▶ EXERCISE:
When a line in the entries contains the word "subtitle", copy that line in full.

Web page and app entries:
• • • •

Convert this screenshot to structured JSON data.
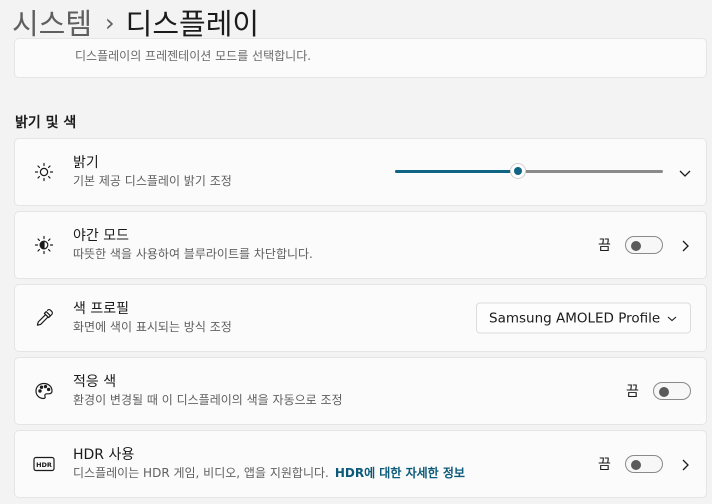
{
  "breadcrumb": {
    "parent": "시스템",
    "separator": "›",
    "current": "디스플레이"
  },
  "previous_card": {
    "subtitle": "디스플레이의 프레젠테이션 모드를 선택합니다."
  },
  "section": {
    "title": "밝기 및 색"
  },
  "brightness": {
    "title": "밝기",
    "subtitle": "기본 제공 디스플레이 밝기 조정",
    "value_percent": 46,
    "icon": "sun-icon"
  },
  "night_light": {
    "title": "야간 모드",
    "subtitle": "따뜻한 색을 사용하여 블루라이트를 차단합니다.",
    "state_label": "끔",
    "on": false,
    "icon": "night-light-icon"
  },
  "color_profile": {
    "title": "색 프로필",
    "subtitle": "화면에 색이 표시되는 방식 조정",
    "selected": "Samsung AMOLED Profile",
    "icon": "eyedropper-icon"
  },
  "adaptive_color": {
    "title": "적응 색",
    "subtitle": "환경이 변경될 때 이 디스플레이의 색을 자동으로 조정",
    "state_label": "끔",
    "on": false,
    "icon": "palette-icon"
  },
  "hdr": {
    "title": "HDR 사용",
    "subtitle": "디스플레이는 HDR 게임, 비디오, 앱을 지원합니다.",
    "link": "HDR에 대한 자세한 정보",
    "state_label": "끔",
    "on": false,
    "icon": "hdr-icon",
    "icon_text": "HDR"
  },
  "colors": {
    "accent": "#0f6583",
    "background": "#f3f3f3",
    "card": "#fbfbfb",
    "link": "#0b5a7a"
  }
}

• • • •

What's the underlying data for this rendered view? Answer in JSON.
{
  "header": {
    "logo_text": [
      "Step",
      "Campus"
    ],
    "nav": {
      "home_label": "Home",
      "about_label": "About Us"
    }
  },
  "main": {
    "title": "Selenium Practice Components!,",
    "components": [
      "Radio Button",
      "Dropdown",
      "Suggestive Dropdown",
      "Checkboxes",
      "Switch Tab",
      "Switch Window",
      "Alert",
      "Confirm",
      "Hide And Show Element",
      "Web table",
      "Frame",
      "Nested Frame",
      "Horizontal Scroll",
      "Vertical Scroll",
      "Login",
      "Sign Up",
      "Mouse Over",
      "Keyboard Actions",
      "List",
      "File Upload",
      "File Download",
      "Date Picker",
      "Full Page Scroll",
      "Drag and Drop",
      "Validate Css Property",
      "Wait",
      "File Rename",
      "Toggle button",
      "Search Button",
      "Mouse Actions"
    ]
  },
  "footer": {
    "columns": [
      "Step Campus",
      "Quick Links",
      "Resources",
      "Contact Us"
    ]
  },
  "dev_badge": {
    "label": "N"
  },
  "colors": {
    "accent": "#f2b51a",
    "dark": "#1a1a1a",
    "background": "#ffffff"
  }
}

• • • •

▶ WRITTEN SOLUTION:
    "subtitle": "디스플레이의 프레젠테이션 모드를 선택합니다."
    "subtitle": "기본 제공 디스플레이 밝기 조정",
    "subtitle": "따뜻한 색을 사용하여 블루라이트를 차단합니다.",
    "subtitle": "화면에 색이 표시되는 방식 조정",
    "subtitle": "환경이 변경될 때 이 디스플레이의 색을 자동으로 조정",
    "subtitle": "디스플레이는 HDR 게임, 비디오, 앱을 지원합니다.",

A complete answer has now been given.